Available records -
*** Block opens ***

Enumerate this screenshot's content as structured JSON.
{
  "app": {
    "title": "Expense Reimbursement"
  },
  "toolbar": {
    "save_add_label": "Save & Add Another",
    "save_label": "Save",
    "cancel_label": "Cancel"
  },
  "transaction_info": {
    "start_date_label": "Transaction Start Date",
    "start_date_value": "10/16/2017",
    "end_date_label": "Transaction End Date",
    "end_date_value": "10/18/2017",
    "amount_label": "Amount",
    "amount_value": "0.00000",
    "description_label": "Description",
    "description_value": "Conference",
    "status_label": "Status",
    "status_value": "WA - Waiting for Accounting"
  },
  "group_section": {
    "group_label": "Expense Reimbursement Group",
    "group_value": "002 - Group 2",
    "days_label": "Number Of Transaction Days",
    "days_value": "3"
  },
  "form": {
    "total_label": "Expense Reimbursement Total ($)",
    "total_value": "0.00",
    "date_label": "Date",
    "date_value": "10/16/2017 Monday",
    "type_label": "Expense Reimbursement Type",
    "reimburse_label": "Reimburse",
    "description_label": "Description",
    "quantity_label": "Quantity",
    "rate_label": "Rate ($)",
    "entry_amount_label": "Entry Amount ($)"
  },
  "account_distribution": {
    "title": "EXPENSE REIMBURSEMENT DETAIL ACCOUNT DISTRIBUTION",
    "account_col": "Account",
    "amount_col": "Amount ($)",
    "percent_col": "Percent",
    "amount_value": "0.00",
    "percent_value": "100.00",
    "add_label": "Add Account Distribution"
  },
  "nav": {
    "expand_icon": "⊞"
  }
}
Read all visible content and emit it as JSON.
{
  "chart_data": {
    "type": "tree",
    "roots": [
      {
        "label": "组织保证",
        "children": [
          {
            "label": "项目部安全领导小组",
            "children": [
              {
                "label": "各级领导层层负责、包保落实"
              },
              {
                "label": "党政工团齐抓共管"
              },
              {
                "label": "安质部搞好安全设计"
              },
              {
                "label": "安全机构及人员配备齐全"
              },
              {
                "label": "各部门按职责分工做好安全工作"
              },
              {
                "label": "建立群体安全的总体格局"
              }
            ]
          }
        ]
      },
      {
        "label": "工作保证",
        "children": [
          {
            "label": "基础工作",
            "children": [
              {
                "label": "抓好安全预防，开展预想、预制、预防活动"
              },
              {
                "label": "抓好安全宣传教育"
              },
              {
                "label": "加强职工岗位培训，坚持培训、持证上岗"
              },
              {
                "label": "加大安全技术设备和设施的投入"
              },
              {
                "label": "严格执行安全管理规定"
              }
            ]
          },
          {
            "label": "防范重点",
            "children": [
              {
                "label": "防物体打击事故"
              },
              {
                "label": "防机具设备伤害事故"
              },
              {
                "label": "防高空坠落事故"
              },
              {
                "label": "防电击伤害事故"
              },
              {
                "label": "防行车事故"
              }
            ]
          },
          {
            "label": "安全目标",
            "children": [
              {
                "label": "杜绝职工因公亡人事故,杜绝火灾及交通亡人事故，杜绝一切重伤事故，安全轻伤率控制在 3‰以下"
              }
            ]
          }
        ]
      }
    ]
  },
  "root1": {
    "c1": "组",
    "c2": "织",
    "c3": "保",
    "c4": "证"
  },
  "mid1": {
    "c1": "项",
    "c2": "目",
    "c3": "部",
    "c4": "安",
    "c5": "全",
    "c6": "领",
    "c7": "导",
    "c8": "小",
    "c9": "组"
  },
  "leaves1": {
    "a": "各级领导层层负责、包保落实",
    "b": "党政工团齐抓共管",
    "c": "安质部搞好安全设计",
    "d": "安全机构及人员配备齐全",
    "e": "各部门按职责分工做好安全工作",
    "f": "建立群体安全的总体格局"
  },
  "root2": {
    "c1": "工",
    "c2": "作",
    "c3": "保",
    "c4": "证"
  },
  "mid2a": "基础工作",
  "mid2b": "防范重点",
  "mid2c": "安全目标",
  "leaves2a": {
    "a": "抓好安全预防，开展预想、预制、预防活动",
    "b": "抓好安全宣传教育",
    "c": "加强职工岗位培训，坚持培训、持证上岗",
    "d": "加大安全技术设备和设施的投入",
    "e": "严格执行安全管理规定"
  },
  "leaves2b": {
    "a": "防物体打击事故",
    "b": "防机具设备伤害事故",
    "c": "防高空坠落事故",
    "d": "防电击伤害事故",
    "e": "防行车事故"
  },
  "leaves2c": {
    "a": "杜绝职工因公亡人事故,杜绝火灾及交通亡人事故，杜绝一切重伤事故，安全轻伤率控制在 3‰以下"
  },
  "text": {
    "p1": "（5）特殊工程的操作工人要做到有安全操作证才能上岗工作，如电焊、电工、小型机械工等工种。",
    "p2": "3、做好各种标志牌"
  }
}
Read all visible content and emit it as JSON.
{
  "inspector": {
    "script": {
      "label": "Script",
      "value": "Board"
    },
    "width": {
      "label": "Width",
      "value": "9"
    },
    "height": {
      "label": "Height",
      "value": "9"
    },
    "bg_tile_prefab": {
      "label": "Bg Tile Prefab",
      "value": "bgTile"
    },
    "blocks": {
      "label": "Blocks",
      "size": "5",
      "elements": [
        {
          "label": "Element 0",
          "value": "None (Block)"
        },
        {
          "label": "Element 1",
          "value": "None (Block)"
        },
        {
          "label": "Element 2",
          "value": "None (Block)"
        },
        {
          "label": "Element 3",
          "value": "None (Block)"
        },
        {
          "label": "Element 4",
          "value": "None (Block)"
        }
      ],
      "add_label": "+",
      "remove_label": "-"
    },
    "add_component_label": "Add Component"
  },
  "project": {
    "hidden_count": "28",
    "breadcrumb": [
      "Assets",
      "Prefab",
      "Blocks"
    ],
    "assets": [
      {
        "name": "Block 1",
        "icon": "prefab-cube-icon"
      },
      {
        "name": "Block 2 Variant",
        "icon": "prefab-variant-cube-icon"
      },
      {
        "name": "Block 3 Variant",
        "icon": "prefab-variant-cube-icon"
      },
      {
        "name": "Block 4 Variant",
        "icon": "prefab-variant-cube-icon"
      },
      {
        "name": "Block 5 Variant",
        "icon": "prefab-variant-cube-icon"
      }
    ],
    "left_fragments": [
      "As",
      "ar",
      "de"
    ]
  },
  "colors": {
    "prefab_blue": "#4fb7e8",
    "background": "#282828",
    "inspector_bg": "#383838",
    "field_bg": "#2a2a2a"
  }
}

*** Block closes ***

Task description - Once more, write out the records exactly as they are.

Task result -
Enumerate this screenshot's content as structured JSON.
{
  "app": {
    "title": "Expense Reimbursement"
  },
  "toolbar": {
    "save_add_label": "Save & Add Another",
    "save_label": "Save",
    "cancel_label": "Cancel"
  },
  "transaction_info": {
    "start_date_label": "Transaction Start Date",
    "start_date_value": "10/16/2017",
    "end_date_label": "Transaction End Date",
    "end_date_value": "10/18/2017",
    "amount_label": "Amount",
    "amount_value": "0.00000",
    "description_label": "Description",
    "description_value": "Conference",
    "status_label": "Status",
    "status_value": "WA - Waiting for Accounting"
  },
  "group_section": {
    "group_label": "Expense Reimbursement Group",
    "group_value": "002 - Group 2",
    "days_label": "Number Of Transaction Days",
    "days_value": "3"
  },
  "form": {
    "total_label": "Expense Reimbursement Total ($)",
    "total_value": "0.00",
    "date_label": "Date",
    "date_value": "10/16/2017 Monday",
    "type_label": "Expense Reimbursement Type",
    "reimburse_label": "Reimburse",
    "description_label": "Description",
    "quantity_label": "Quantity",
    "rate_label": "Rate ($)",
    "entry_amount_label": "Entry Amount ($)"
  },
  "account_distribution": {
    "title": "EXPENSE REIMBURSEMENT DETAIL ACCOUNT DISTRIBUTION",
    "account_col": "Account",
    "amount_col": "Amount ($)",
    "percent_col": "Percent",
    "amount_value": "0.00",
    "percent_value": "100.00",
    "add_label": "Add Account Distribution"
  },
  "nav": {
    "expand_icon": "⊞"
  }
}
Read all visible content and emit it as JSON.
{
  "chart_data": {
    "type": "tree",
    "roots": [
      {
        "label": "组织保证",
        "children": [
          {
            "label": "项目部安全领导小组",
            "children": [
              {
                "label": "各级领导层层负责、包保落实"
              },
              {
                "label": "党政工团齐抓共管"
              },
              {
                "label": "安质部搞好安全设计"
              },
              {
                "label": "安全机构及人员配备齐全"
              },
              {
                "label": "各部门按职责分工做好安全工作"
              },
              {
                "label": "建立群体安全的总体格局"
              }
            ]
          }
        ]
      },
      {
        "label": "工作保证",
        "children": [
          {
            "label": "基础工作",
            "children": [
              {
                "label": "抓好安全预防，开展预想、预制、预防活动"
              },
              {
                "label": "抓好安全宣传教育"
              },
              {
                "label": "加强职工岗位培训，坚持培训、持证上岗"
              },
              {
                "label": "加大安全技术设备和设施的投入"
              },
              {
                "label": "严格执行安全管理规定"
              }
            ]
          },
          {
            "label": "防范重点",
            "children": [
              {
                "label": "防物体打击事故"
              },
              {
                "label": "防机具设备伤害事故"
              },
              {
                "label": "防高空坠落事故"
              },
              {
                "label": "防电击伤害事故"
              },
              {
                "label": "防行车事故"
              }
            ]
          },
          {
            "label": "安全目标",
            "children": [
              {
                "label": "杜绝职工因公亡人事故,杜绝火灾及交通亡人事故，杜绝一切重伤事故，安全轻伤率控制在 3‰以下"
              }
            ]
          }
        ]
      }
    ]
  },
  "root1": {
    "c1": "组",
    "c2": "织",
    "c3": "保",
    "c4": "证"
  },
  "mid1": {
    "c1": "项",
    "c2": "目",
    "c3": "部",
    "c4": "安",
    "c5": "全",
    "c6": "领",
    "c7": "导",
    "c8": "小",
    "c9": "组"
  },
  "leaves1": {
    "a": "各级领导层层负责、包保落实",
    "b": "党政工团齐抓共管",
    "c": "安质部搞好安全设计",
    "d": "安全机构及人员配备齐全",
    "e": "各部门按职责分工做好安全工作",
    "f": "建立群体安全的总体格局"
  },
  "root2": {
    "c1": "工",
    "c2": "作",
    "c3": "保",
    "c4": "证"
  },
  "mid2a": "基础工作",
  "mid2b": "防范重点",
  "mid2c": "安全目标",
  "leaves2a": {
    "a": "抓好安全预防，开展预想、预制、预防活动",
    "b": "抓好安全宣传教育",
    "c": "加强职工岗位培训，坚持培训、持证上岗",
    "d": "加大安全技术设备和设施的投入",
    "e": "严格执行安全管理规定"
  },
  "leaves2b": {
    "a": "防物体打击事故",
    "b": "防机具设备伤害事故",
    "c": "防高空坠落事故",
    "d": "防电击伤害事故",
    "e": "防行车事故"
  },
  "leaves2c": {
    "a": "杜绝职工因公亡人事故,杜绝火灾及交通亡人事故，杜绝一切重伤事故，安全轻伤率控制在 3‰以下"
  },
  "text": {
    "p1": "（5）特殊工程的操作工人要做到有安全操作证才能上岗工作，如电焊、电工、小型机械工等工种。",
    "p2": "3、做好各种标志牌"
  }
}
Read all visible content and emit it as JSON.
{
  "inspector": {
    "script": {
      "label": "Script",
      "value": "Board"
    },
    "width": {
      "label": "Width",
      "value": "9"
    },
    "height": {
      "label": "Height",
      "value": "9"
    },
    "bg_tile_prefab": {
      "label": "Bg Tile Prefab",
      "value": "bgTile"
    },
    "blocks": {
      "label": "Blocks",
      "size": "5",
      "elements": [
        {
          "label": "Element 0",
          "value": "None (Block)"
        },
        {
          "label": "Element 1",
          "value": "None (Block)"
        },
        {
          "label": "Element 2",
          "value": "None (Block)"
        },
        {
          "label": "Element 3",
          "value": "None (Block)"
        },
        {
          "label": "Element 4",
          "value": "None (Block)"
        }
      ],
      "add_label": "+",
      "remove_label": "-"
    },
    "add_component_label": "Add Component"
  },
  "project": {
    "hidden_count": "28",
    "breadcrumb": [
      "Assets",
      "Prefab",
      "Blocks"
    ],
    "assets": [
      {
        "name": "Block 1",
        "icon": "prefab-cube-icon"
      },
      {
        "name": "Block 2 Variant",
        "icon": "prefab-variant-cube-icon"
      },
      {
        "name": "Block 3 Variant",
        "icon": "prefab-variant-cube-icon"
      },
      {
        "name": "Block 4 Variant",
        "icon": "prefab-variant-cube-icon"
      },
      {
        "name": "Block 5 Variant",
        "icon": "prefab-variant-cube-icon"
      }
    ],
    "left_fragments": [
      "As",
      "ar",
      "de"
    ]
  },
  "colors": {
    "prefab_blue": "#4fb7e8",
    "background": "#282828",
    "inspector_bg": "#383838",
    "field_bg": "#2a2a2a"
  }
}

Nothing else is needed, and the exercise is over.